Cummins concludes that

educators do not have to choose between an ‘effectiveness’ orientation (teach to the test) and a transformative orientation. Implemented appropriately, a transformative orientation incorporates everything that students need to perform well on tests, and as an additional benefit, it aspires to truly educate children [and youth]. (p. 279)
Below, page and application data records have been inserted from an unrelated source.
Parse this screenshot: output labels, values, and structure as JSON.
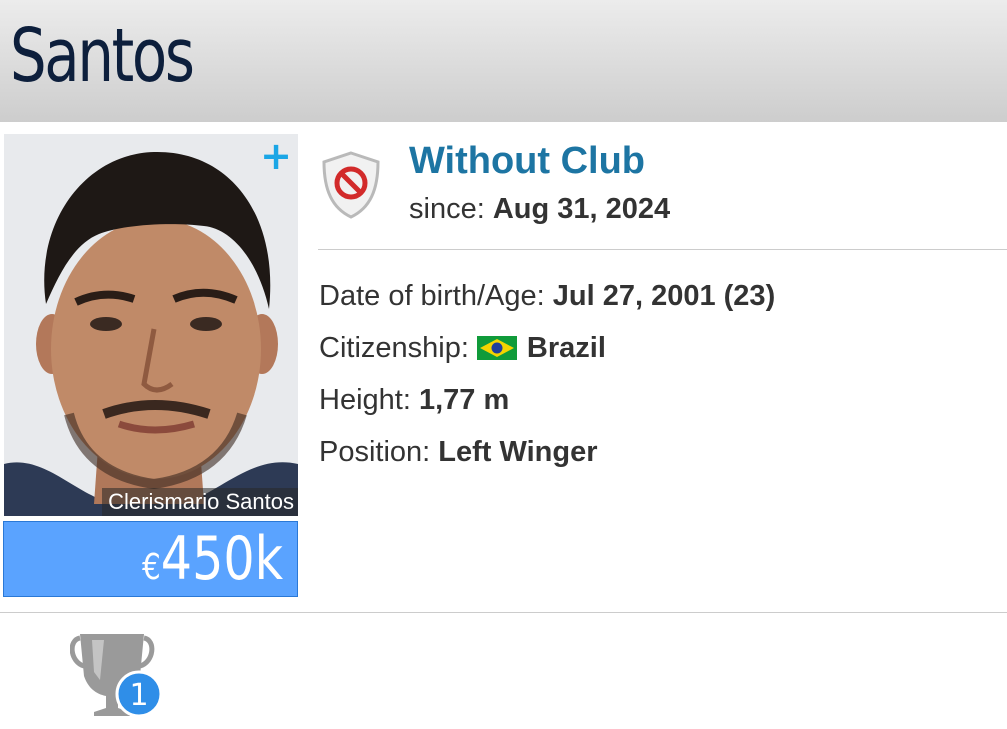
{
  "header": {
    "player_name": "Santos"
  },
  "photo": {
    "caption": "Clerismario Santos",
    "add_label": "+"
  },
  "market_value": {
    "currency": "€",
    "amount": "450k"
  },
  "club": {
    "name": "Without Club",
    "since_label": "since:",
    "since_value": "Aug 31, 2024",
    "icon": "no-club-shield-icon"
  },
  "info": [
    {
      "label": "Date of birth/Age:",
      "value": "Jul 27, 2001 (23)"
    },
    {
      "label": "Citizenship:",
      "value": "Brazil",
      "flag": "brazil-flag-icon"
    },
    {
      "label": "Height:",
      "value": "1,77 m"
    },
    {
      "label": "Position:",
      "value": "Left Winger"
    }
  ],
  "achievements": {
    "icon": "trophy-icon",
    "count": "1"
  },
  "colors": {
    "accent_blue": "#1d75a3",
    "value_box": "#5aa3ff",
    "badge_blue": "#2f8ee8"
  }
}
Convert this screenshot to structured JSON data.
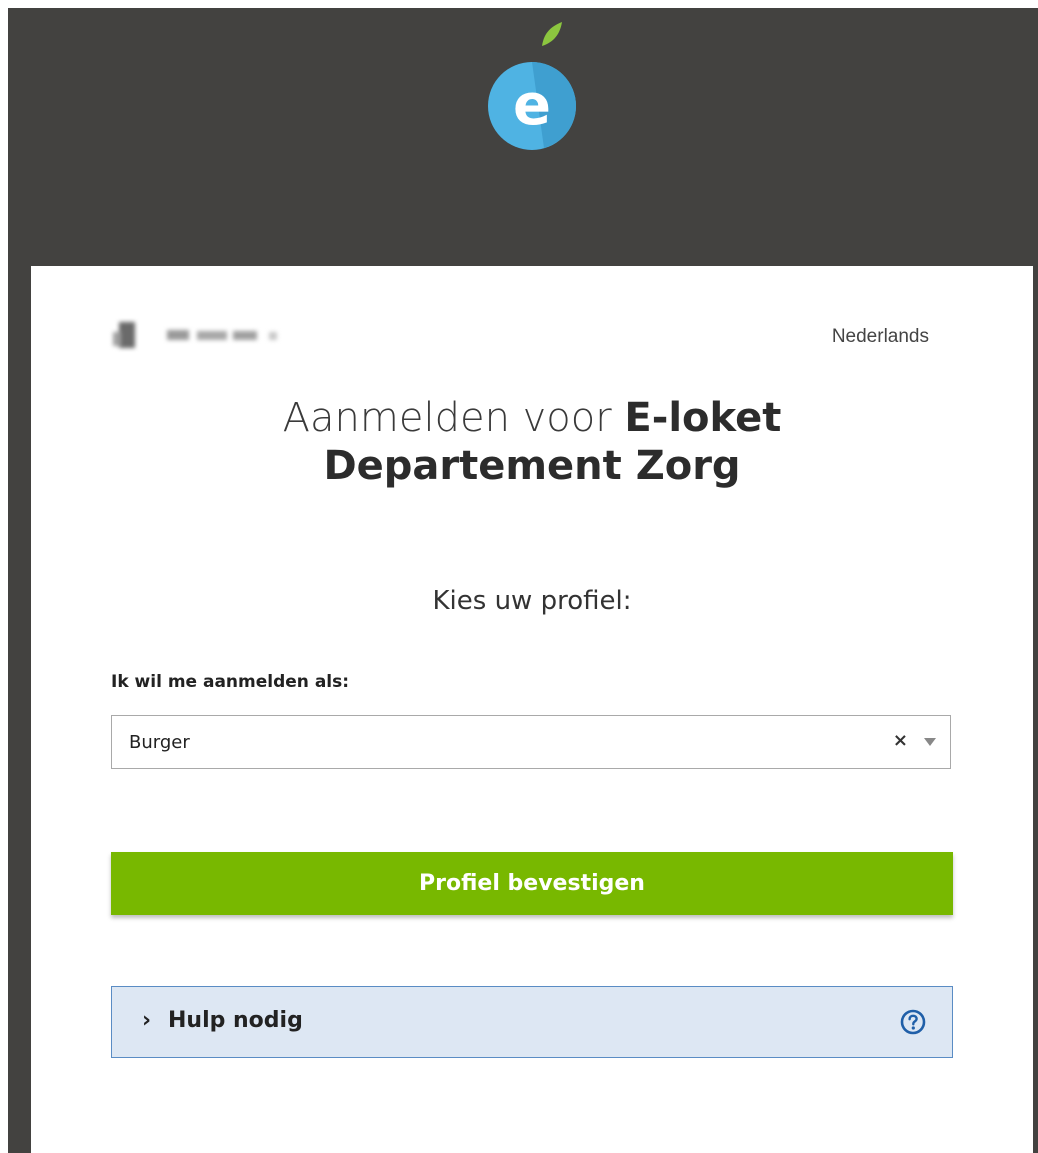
{
  "header": {
    "logo_icon": "e-loket-apple-logo-icon",
    "logo_letter": "e"
  },
  "user": {
    "display_name": "",
    "avatar_icon": "user-avatar-icon"
  },
  "language": {
    "selected": "Nederlands"
  },
  "login": {
    "title_prefix": "Aanmelden voor ",
    "title_app_line1": "E-loket",
    "title_app_line2": "Departement Zorg",
    "prompt": "Kies uw profiel:",
    "role_label": "Ik wil me aanmelden als:",
    "role_value": "Burger",
    "clear_symbol": "×",
    "confirm_button": "Profiel bevestigen"
  },
  "help": {
    "chevron": "›",
    "label": "Hulp nodig",
    "icon": "question-circle-icon"
  },
  "colors": {
    "header_bg": "#434240",
    "confirm_green": "#78b800",
    "help_bg": "#dde7f3",
    "help_border": "#5a8cc4",
    "logo_blue": "#4fb3e3",
    "leaf_green": "#8cc63f"
  }
}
Look back on your teaching in the last week if you are a teacher. In the last week, to what extent did you attend to meaning, language, and use in a particular class? How are you doing with that class in general? In your teaching across time? Although outcomes-based educational research uses a different vocabulary, Cummins points out that the conclusions of the best outcomes-based research (e.g., August & Hakuta, 1997) often point to transformative pedagogy’s principles, and the affirmation of individual and group identities that have been marginalized. While I am not always satisfied with my answers to the checklist, continually interrogating myself reminds me that my agency as a teacher goes hand-in-hand with the agency I hope to galvanize in students.


August, D., & Hakuta, K. (Eds.). (1997). Improving schooling for language minority children: A research agenda. National Research Council.

Cummins, J. (2021). Teachers as knowledge generators: Learning from inspirational pedagogy. In Rethinking the education of multilingual learners (pp. 313-367). Multilingual Matters.

Gutiérrez, R. (2012). Embracing Nepantla: Rethinking” knowledge” and its use in mathematics teaching. REDIMAT1(1), 29-56.

Janks, H. (2004). The access paradox. Literacy Learning: The Middle Years12(1), 33-42.

Lucas, T., Henze, R., & Donato, R. (1990). Promoting the success of Latino language-minority students: An exploratory study of six high schools. Harvard Educational Review60(3), 315-340.

Moll, L. C., Amanti, C., Neff, D., & González, N. (1992). Funds of knowledge for teaching: Using a qualitative approach to connect homes and classrooms. Theory into Practice31(2), 132-141.